What’s also bad about this bizarre twist of the law against Ani is to suggest that it’s Ani who is to blame for what happens to her. She’s not, of course, and the show makes it clear that her superior is really, infuriatingly patronizing when he suggests that “only someone fucked up would want to date a cop,” as Ani did. But there’s also, clearly, no option for her character in such a universe where such things happen–no other option than than to stifle her desire. It’s no accident, in other words, that the one moment we find it revealed that she expressed her sexuality, everything comes down to punish her. This narrative decision is so intent on proving some of the structural realities of oppression, it doesn’t really care about reflecting the experience of them, which would involve the depiction of something more than her desire’s dire consequences. Again, I’m left thinking that the show doesn’t give any screen time to women’s desire because it doesn’t know how to depict it other than as something that causes problems for Ani.

What the show does know how to depict, tellingly, is her impulsiveness—just like it knows how to depict this in all the men. That Ani calls the shots on going after the lead Amarillo makes the subsequent screwup all the more devastating for her.

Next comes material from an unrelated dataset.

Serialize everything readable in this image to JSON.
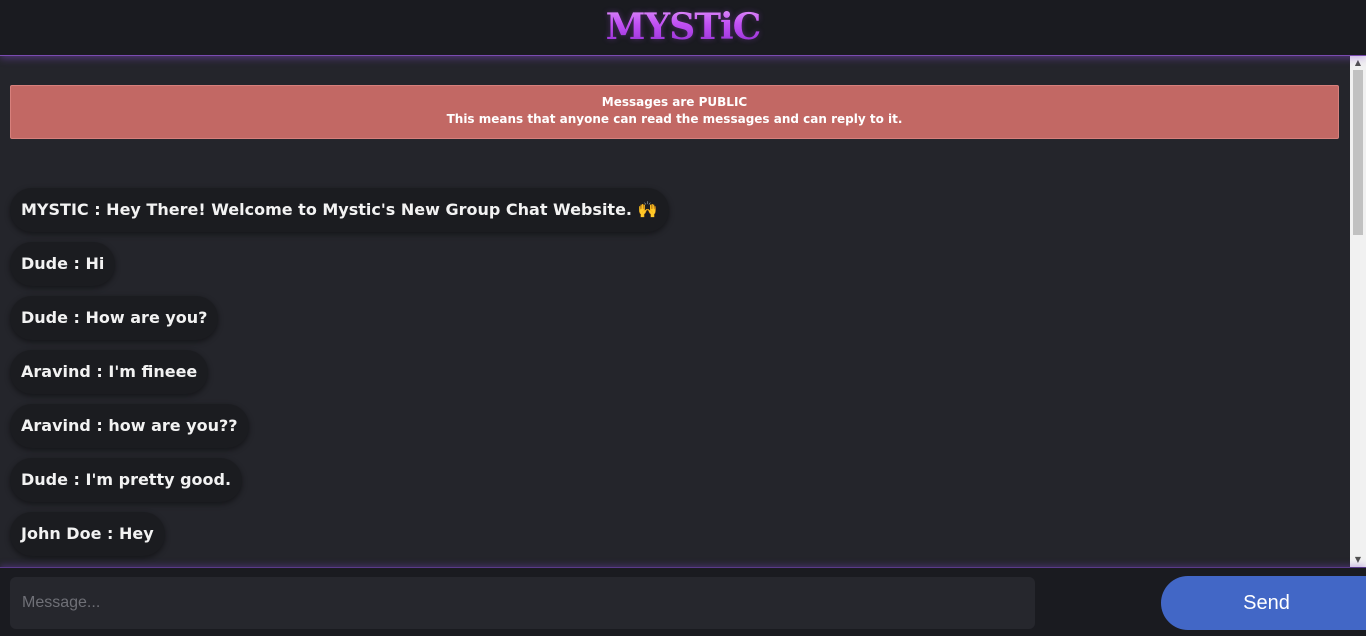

It’s of course amazing to watch, though we’re less certain of the point: the raid on the building, the slaughter of what seems like dozens of police and bystanders, the crash of the bus, the standoff with Amarillo that leads to his death. But what it also makes clear—besides just how much HBO can really produce something as impressive as any action movie—is that the show only really knows how to give dignity to her character by making her as fallible, if not more fallible, than a bunch of men. I guess that’s more accepting; but there’s a reason why it doesn’t entirely feel that way, too.

And this is why, to me, the show seems to increasingly stand or fall with what happens to Ani. There has to be a way for her to come out of this alive. What Molly Lambert said last week of Ani is (as usual) so right: there’s so much that Rachel McAdams brings to the character. There’s above all a sense of defiance of the fatedness that pollutes the narrative vision Pizzolatto has for his world here: she’s not, usually, making a choice between resignedness and self-destruction like the rest of the men. She’s choosing between survival and gambling. But I’m also increasingly sure that the show is not invested in any redemptive qualities any character might have, and maybe even sees them as a form of indignity—as something that the rest of the men in the story lack (think of Frank) but are more human (according to the show) for lacking. It seems determined to lay everybody low in a big storm of bullets like in that final shootout, and I’m not sure the character is going to escape this drift of things. Everything we may like in what McAdams gives Ani might have to be left behind as the show brings everyone further towards the inevitable dreary heavy-handed tragic conclusion.